Element data from apps and pages:
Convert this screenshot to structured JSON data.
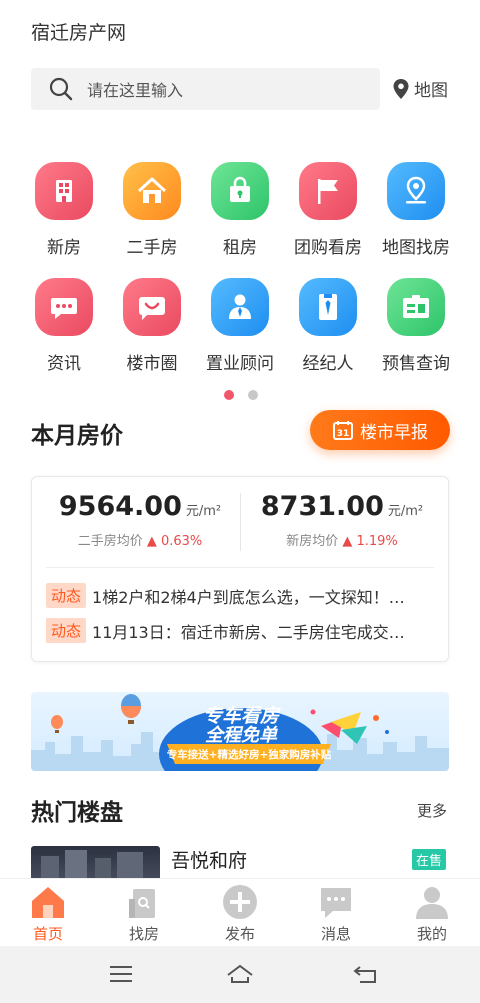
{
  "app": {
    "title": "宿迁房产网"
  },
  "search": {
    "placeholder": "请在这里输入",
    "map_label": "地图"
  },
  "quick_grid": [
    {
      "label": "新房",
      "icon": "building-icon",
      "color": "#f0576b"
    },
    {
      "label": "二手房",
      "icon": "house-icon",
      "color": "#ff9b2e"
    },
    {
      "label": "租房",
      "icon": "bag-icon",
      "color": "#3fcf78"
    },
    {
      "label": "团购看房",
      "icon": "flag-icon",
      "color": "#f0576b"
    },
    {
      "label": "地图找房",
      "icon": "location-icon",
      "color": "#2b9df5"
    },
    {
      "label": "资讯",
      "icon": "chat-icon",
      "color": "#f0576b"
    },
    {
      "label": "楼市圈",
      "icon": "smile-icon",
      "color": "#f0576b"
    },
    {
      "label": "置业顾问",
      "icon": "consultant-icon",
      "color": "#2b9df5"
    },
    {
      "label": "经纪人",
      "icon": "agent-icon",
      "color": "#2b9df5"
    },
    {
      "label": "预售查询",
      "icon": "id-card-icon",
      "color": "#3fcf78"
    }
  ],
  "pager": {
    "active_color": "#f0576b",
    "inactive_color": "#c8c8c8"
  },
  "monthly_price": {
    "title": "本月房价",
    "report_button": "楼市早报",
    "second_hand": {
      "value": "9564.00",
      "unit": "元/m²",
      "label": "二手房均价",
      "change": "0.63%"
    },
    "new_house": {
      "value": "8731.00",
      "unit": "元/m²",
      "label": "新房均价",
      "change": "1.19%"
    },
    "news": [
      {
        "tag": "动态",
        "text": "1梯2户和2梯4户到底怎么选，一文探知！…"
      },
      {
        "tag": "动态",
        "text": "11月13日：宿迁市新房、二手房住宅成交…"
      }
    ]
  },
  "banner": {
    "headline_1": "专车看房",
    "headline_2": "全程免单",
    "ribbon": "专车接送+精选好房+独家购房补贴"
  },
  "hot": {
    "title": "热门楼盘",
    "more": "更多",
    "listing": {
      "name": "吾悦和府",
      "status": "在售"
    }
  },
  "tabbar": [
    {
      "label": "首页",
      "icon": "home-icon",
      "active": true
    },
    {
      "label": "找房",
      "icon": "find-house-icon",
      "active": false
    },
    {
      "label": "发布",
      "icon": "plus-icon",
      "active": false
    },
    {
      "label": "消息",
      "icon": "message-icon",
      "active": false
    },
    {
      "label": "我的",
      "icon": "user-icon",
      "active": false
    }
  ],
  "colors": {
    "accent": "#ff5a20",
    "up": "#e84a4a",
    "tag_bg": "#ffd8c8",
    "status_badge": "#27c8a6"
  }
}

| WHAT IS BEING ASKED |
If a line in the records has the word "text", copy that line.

| ANSWER BOX |
        "text": "1梯2户和2梯4户到底怎么选，一文探知！…"
        "text": "11月13日：宿迁市新房、二手房住宅成交…"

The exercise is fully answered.